Through the remainder of his career, Mason didn’t make many headlines. He was eventually traded back to the Supersonics (now located in Oklahoma City) and then signed a brief contract with the Sacramento Kings. Mason retired during the 2009-2010 season. But he’s been building a second career since his 2009 retirement, one that’s getting much more attention
Mason’s art career
Before entering the NBA draft, Mason considered becoming an art teacher while studying the subject in college. The Sport of Philanthropy recently published a piece on Mason, covering his art style along with some notable buyers. Mason began as a realistic artist, striving to capture the exact image of his subjects. But after watching a Jackson Pollock biopic, he moved to abstract expressionism.
[[pull quote: “”I went out and bought a roll of canvas, paint and destroyed my lawn. I painted for three hours and that changed me. I went from realism in black and white to massive-scale abstract painting.”]] – quote courtesy New York Post
Celebrity buyers and art shows
One of Mason’s most notable buyers was George Clooney, who commissioned the Slam Dunk Champion to paint a bottle of tequila. Along with Clooney, Mason also discussed art with Alex Rodriguez, all-time sports great. Mason’s other pieces include hand-painted bottles of tequila and champagne.
Mason isn’t simply an NBA veteran and artist, however; he’s also a philanthropist. In both Milwaukee (where he played with the Bucks) and elsewhere through the Desmond Mason Art Show.

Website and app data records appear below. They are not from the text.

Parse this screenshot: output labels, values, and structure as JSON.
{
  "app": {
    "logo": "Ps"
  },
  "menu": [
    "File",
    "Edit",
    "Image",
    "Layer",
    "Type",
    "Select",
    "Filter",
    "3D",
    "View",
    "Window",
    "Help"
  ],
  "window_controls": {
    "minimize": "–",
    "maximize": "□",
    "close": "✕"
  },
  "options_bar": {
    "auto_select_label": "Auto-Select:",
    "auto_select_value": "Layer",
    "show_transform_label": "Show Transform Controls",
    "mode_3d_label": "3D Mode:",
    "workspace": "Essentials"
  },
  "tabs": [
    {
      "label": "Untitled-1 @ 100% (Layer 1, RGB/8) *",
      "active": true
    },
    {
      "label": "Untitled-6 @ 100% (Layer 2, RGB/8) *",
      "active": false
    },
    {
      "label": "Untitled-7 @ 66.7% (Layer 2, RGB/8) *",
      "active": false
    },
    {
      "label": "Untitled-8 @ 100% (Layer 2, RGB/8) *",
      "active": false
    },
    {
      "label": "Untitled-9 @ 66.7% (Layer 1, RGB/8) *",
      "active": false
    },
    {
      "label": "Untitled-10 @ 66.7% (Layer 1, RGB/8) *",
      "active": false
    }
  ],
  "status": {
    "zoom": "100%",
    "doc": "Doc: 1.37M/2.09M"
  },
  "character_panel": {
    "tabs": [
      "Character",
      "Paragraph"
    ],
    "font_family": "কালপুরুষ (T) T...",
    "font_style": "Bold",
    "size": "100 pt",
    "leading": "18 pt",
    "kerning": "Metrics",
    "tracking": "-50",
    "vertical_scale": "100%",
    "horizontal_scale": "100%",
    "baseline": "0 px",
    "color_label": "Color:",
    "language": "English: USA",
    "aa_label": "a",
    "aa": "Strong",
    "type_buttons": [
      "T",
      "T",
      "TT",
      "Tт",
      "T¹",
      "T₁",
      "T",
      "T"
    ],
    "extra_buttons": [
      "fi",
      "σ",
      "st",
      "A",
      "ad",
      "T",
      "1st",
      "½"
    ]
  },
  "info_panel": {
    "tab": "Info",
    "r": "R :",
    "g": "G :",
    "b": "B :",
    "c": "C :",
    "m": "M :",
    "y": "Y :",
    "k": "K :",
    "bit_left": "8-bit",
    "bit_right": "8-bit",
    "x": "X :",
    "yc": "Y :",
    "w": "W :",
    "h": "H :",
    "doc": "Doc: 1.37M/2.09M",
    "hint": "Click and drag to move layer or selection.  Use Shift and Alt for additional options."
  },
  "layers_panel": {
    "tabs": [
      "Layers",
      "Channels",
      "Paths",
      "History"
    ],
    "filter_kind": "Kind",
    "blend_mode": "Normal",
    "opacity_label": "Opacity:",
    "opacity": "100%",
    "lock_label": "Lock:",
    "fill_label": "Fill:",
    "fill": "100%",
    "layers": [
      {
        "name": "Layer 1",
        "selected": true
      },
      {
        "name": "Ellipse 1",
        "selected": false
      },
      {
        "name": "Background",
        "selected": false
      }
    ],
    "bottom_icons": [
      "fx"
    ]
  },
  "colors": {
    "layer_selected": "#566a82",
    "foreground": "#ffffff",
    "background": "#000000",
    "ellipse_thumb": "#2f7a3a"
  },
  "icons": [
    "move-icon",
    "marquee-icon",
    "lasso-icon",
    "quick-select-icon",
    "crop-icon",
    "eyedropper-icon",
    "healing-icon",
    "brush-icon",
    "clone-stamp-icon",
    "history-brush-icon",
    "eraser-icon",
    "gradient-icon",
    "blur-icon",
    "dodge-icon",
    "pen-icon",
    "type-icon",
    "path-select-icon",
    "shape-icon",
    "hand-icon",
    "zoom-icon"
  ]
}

The art show provides an opportunity for Mason to sell his art to those willing to pay hundreds of thousands of dollars to benefit charity.
Receiving the 2016 U.N. Athlete for Peace award, Mason also inspired other athletes to exhibit their artistic sides. Lance Kendricks and Vernon Davis, two standout NFL players, also work with Athletes for Art–an organization that highlights the artistic streak in some of the world’s greatest athletes and the good they do.
Blazing a trail for other athletes
Mason had his own share of highlights on the court, including a win and second place finish in the annual Slam Dunk contest. Although he never made it past the first round of the playoffs, he managed to do things off the court that few other NBA players ever could. Mason’s story is one of being true to yourself.
Vernon Davis’s Athletes for Art profile finishes with this quote: “Playmaker. Game-changer. Philanthropist. Leader. San Francisco 49ers tight end Vernon Davis confidently wears the mantle of the Champion Sports Hero on and off the field.” Mason never professionally laced up a pair of football cleats, but the comparisons are striking. The trail he’s left for other athletes to follow is going to make the world a better place.